Course leaders Camillo Jose (CJ) Taylor, Raymond S. Markowitz President’s Distinguished Professor in Computer and Information Science (CIS), and Michelle J. Johnson, Associate Professor of Physical Medicine and Rehabilitation at the Perelman School of Medicine and Associate Professor in Bioengineering (BE) and Mechanical Engineering and Applied Mechanics (MEAM) at Penn Engineering, brought the first cohort of students to the island in 2019

“CJ and I are both Jamaicans by birth,” says Johnson. “We were both excited to introduce the next generation of engineers to robotics, rehabilitation and the process of culturally sensitive design in a location that we are personally connected to.” 

As they built relationships with colleagues at the University of West Indies, Mona (UWI, Mona) and the University of Technology, Jamaica (UTECH), both Johnson and Taylor worked to tie the goals of the course to the location.

“In the initial iteration of the course, our goal was to focus on the applications of robotics to rehabilitation in a developing country where it is necessary to create solutions that are cost effective and will work in under-resourced settings,” says Taylor. 

Taylor and Johnson wanted to make the course a regular offering, however, due to COVID-related travel restrictions, it wasn’t until last spring that they were able to bring it back. But when they did, they made up for lost time and expanded the scope of the course to include solving health problems for both people and the environment.

“While we started with a focus on people, we realized that the health and quality of life of a community is also impacted by the health of the environment,” says Taylor. “Jamaica has rich terrestrial and marine ecosystems, but those resources need to be monitored and regulated. We ventured into developing robotics tools to make environmental monitoring more effective and cost-friendly.”

One of those student-invented tools was a climate survey drone called “BioScout.” 

“Our aim was to create a drone to monitor the ecosystem and wildlife in Jamaica,” says Rohan Mehta, junior in Systems Science and Engineering. “We wanted to help researchers and rangers who need to monitor wildlife and inspect forest sectors without entering and disturbing territories, but there were no available drones that met all of the following criteria necessary for the specific environment: affordable, modular, water-resistant and easy to repair. So we made our own.”

Another team of students created a smart buoy to reduce overfishing.
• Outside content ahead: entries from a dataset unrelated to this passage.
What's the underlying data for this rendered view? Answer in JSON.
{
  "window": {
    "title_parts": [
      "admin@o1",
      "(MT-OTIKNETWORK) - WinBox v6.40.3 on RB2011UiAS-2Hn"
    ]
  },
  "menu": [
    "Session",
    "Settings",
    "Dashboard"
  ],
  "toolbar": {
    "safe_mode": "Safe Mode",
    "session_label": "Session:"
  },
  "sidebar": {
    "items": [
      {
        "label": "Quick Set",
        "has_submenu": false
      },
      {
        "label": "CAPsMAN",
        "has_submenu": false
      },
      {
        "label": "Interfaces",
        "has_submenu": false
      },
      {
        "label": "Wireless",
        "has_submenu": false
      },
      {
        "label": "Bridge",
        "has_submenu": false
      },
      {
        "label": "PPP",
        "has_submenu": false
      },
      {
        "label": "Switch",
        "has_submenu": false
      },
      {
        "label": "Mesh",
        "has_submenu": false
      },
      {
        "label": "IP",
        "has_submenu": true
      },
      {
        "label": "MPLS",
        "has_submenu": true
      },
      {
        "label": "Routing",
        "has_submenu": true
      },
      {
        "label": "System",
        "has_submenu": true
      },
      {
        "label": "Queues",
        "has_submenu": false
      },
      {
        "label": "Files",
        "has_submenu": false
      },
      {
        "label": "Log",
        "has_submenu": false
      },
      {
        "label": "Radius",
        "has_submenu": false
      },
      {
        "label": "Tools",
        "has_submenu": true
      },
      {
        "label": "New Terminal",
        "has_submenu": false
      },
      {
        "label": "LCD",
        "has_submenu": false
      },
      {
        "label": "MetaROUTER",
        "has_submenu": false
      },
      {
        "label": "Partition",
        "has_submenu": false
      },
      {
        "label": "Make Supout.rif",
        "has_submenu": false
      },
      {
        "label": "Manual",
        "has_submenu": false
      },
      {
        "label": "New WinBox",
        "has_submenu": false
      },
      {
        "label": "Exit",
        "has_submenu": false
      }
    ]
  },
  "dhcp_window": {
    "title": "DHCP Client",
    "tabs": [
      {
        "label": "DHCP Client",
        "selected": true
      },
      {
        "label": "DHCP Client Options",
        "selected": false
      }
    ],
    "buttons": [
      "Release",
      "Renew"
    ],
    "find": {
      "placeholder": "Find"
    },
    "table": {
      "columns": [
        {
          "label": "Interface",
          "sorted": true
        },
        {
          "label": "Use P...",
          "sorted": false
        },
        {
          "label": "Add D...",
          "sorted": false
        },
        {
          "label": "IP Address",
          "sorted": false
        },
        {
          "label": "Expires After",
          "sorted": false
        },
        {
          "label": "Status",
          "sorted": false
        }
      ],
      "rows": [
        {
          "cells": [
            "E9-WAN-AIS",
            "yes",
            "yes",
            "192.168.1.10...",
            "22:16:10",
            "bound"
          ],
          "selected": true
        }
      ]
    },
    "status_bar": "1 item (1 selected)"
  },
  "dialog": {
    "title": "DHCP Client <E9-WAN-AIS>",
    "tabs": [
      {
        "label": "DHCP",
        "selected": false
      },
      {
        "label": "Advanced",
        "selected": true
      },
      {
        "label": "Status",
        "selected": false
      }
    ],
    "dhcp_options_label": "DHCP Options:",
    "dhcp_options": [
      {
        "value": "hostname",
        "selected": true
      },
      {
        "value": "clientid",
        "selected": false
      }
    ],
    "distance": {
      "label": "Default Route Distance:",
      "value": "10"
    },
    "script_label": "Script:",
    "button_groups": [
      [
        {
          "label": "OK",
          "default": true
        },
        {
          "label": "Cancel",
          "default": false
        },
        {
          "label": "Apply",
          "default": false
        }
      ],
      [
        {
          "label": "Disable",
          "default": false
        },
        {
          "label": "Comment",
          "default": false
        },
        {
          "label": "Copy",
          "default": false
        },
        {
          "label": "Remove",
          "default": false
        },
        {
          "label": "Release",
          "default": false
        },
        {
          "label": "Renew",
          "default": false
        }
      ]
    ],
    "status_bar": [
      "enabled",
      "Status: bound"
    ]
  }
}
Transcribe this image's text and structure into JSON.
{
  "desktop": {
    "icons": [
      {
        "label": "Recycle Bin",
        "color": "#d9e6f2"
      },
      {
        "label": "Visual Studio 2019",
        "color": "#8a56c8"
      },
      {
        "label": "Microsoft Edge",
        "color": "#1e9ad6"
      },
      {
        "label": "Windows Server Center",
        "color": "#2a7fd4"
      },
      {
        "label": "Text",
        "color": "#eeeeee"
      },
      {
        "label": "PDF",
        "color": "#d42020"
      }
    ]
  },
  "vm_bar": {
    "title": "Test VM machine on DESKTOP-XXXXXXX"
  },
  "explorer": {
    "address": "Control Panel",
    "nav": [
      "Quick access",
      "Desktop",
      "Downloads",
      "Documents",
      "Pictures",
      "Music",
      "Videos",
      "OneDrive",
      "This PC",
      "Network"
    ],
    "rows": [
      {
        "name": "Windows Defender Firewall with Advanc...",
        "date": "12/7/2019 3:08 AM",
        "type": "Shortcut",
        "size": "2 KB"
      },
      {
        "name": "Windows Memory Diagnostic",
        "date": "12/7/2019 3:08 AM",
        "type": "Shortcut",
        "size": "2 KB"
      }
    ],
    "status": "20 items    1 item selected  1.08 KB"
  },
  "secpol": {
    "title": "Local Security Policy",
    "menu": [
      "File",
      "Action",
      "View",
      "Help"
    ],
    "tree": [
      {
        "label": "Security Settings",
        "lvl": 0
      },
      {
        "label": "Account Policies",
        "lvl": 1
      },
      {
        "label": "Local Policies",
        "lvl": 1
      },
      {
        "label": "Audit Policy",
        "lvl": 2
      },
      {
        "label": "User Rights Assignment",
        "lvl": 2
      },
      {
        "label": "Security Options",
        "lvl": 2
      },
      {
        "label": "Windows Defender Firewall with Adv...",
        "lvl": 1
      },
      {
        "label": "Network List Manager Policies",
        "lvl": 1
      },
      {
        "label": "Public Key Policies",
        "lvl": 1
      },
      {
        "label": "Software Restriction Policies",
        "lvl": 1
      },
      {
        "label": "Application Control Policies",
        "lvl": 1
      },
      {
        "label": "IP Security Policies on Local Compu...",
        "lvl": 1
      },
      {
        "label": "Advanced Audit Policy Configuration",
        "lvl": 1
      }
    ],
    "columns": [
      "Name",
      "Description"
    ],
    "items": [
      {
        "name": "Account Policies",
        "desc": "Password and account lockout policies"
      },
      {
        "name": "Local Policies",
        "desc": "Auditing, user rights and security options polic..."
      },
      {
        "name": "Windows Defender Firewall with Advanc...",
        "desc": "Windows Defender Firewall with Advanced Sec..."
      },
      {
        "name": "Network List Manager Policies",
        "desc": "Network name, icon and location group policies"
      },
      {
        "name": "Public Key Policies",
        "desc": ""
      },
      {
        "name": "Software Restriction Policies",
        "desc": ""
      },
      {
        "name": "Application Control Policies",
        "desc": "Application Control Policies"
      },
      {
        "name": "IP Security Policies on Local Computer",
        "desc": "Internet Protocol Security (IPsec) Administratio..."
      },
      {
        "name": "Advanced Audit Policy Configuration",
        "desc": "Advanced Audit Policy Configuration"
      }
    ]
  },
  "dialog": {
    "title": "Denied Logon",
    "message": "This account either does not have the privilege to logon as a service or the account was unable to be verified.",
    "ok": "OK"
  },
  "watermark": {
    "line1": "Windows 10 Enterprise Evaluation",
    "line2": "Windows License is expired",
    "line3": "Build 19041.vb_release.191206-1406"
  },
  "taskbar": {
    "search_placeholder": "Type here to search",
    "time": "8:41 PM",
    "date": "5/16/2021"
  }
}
The buoy was equipped with an alarm that goes off when fishermen get too close to a no-fishing zone.

Five other student teams dove into projects aligned to the original goals of the course. Their devices addressed patients’ decreased mobility due to diabetes, strokes and car accidents. These projects were sponsored by the Sir John Golding Rehabilitation Center.

One of which, the GaitMate, was engineered to help stroke patients who had lost partial muscle control regain their ability to walk.  

“We developed a device that supports a patient’s weight and provides sensory feedback to help correct their form and gait as they walk on a treadmill, ultimately enhancing the recovery process and providing some autonomy to the patient,” says Taehwan Kim, senior in BE. “The device is also relatively cheap and simple, making it an option for a wide variety of physical therapy needs in Jamaica and other countries.”

Read the full story in Penn Engineering Today.